CRESTVIEW — Walking into Mack Brooks' Barbershop is like taking a trip back in time.

In fact, it’s more like a museum than a barbershop. Black and white photographs of Mack’s family and local history line the wall, along with colorful works of art done by Mack himself.

“I’ve cut a lot of people’s hair. Some of the (area’s) pioneers,” Mack said. “And some of the pioneers played with me for years. I’ve played the fiddle most of my days.”

The smell of chewing tobacco and acrylic paint lingers in the air. Country music plays faintly in the background as Mack paints on a canvas a memory of his childhood on a farm.

Mack knows nearly everything about the county he's lived in for almost 89 years. His family ran a farm in Baker, where a young Mack would spend his days driving loads of produce to the market or racing horses. The family also owned a blacksmith shop and grist mill on the site that is now the Baker Block Museum.

Mack is a man of many talents. He's a barber, an artist, a musician, a historian and an almanac for all things agriculture. Some folks stop in to get their hair cut, but most just come by to "shoot the bull."

Those who drop by may hear accounts from Okaloosa County’s early history. Or of the friends Mack saw go to war, some of whom never returned. Or even about a sweet potato he grew one year that was the size of a 5-gallon bucket.

The small memorabilia-filled shop is tucked away in the heart of Crestview’s Main Street, where it has sat for more than 100 years — 60 of those with Mack at the helm.

He bought the shop in 1959 after completing barber school in Tallahassee. It was previously Keel’s Barbershop, which opened in 1917.

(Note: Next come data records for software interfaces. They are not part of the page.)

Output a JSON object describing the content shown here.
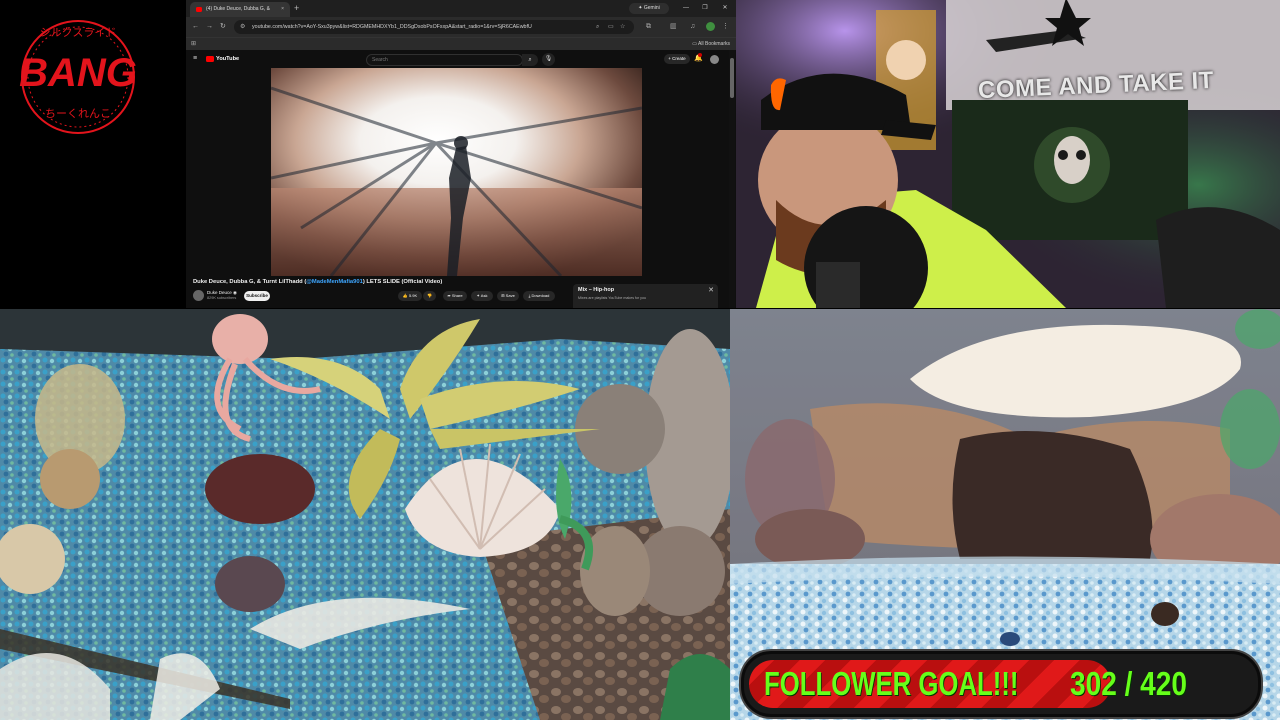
{
  "logo": {
    "text": "BANG",
    "ring_top": "シルクスライド",
    "ring_bottom": "ちーくれんこ",
    "color": "#e3141c"
  },
  "browser": {
    "tab": {
      "title": "(4) Duke Deuce, Dubba G, &",
      "close": "×"
    },
    "new_tab": "+",
    "gemini_label": "Gemini",
    "window_controls": [
      "—",
      "❐",
      "✕"
    ],
    "url": "youtube.com/watch?v=AoY-Sxu3pyw&list=RDGMEMHDXYb1_DDSgDsobPsOFsxpA&start_radio=1&rv=SjR6CAEwbfU",
    "bookmarks_label": "All Bookmarks"
  },
  "youtube": {
    "logo_text": "YouTube",
    "search_placeholder": "Search",
    "create_label": "+ Create",
    "video_title_pre": "Duke Deuce, Dubba G, & Turnt LilThadd (",
    "video_title_mention": "@MadeMenMafia901",
    "video_title_post": ") LETS SLIDE (Official Video)",
    "channel_name": "Duke Deuce ◉",
    "channel_subs": "829K subscribers",
    "subscribe_label": "Subscribe",
    "like_count": "5.9K",
    "share_label": "Share",
    "ask_label": "Ask",
    "save_label": "Save",
    "download_label": "Download",
    "mix_title": "Mix – Hip-hop",
    "mix_subtitle": "Mixes are playlists YouTube makes for you"
  },
  "webcam": {
    "flag_text": "COME AND TAKE IT"
  },
  "goal": {
    "label": "FOLLOWER GOAL!!!",
    "current": 302,
    "target": 420,
    "display": "302 / 420",
    "text_color": "#66ff1a",
    "bar_color": "#e01919"
  }
}
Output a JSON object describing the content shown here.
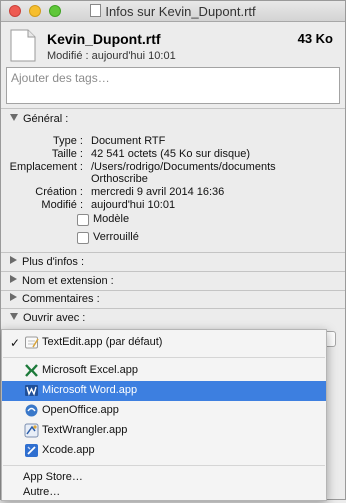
{
  "window": {
    "title": "Infos sur Kevin_Dupont.rtf"
  },
  "header": {
    "file_name": "Kevin_Dupont.rtf",
    "file_size": "43 Ko",
    "modified": "Modifié : aujourd'hui 10:01"
  },
  "tags": {
    "placeholder": "Ajouter des tags…"
  },
  "general": {
    "title": "Général :",
    "rows": [
      {
        "label": "Type :",
        "value": "Document RTF"
      },
      {
        "label": "Taille :",
        "value": "42 541 octets (45 Ko sur disque)"
      },
      {
        "label": "Emplacement :",
        "value": "/Users/rodrigo/Documents/documents"
      },
      {
        "label": "",
        "value": "Orthoscribe"
      },
      {
        "label": "Création :",
        "value": "mercredi 9 avril 2014 16:36"
      },
      {
        "label": "Modifié :",
        "value": "aujourd'hui 10:01"
      }
    ],
    "checkboxes": [
      {
        "label": "Modèle",
        "checked": false
      },
      {
        "label": "Verrouillé",
        "checked": false
      }
    ]
  },
  "sections": {
    "more_info": "Plus d'infos :",
    "name_ext": "Nom et extension :",
    "comments": "Commentaires :",
    "open_with": "Ouvrir avec :"
  },
  "menu": {
    "default_app": "TextEdit.app (par défaut)",
    "apps": [
      {
        "name": "Microsoft Excel.app",
        "icon": "excel-icon"
      },
      {
        "name": "Microsoft Word.app",
        "icon": "word-icon",
        "selected": true
      },
      {
        "name": "OpenOffice.app",
        "icon": "openoffice-icon"
      },
      {
        "name": "TextWrangler.app",
        "icon": "textwrangler-icon"
      },
      {
        "name": "Xcode.app",
        "icon": "xcode-icon"
      }
    ],
    "app_store": "App Store…",
    "other": "Autre…"
  },
  "colors": {
    "selection": "#3d7fe0",
    "close": "#ee5b52",
    "minimize": "#f6be2e",
    "zoom": "#5fc739"
  }
}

Although it’s changed hands, the barbershop remains one of the city’s oldest businesses. And it’s seen some prominent figures in its time, including then-congressman and regular customer Bob Sikes. Mack said he’s even cut the hair of country music star Johnny Cash.

The pride Mack has for his home seeps from his soul as he shares memories and offers advice to future generations.

“Whenever your buddies die off and new people come in, they don’t care about history,” Mack said. “It hasn’t been learned, and that’s what’s going to cost you a lot of trouble. … It’s not just about education; you’ve got to have common sense.”

Mack remembers a time when Okaloosa County was an agriculture hub. Now, he says he’s worried that this knowledge and appreciation for nature hasn’t transferred to the younger generation.

But as long as people visit his barbershop, he will continue to share his knowledge with those who are willing to listen.

And if they are lucky, visitors may leave with one of his many pearls of wisdom.

“Because a fella talks big and thinks he knows everything, he don’t,” Mack said. “I was born in 1930, and let me tell you, those old folks weren’t educated, but they knew how to make a living.

"I’m a tough fella, and do you know why? You had to take care of yourself.”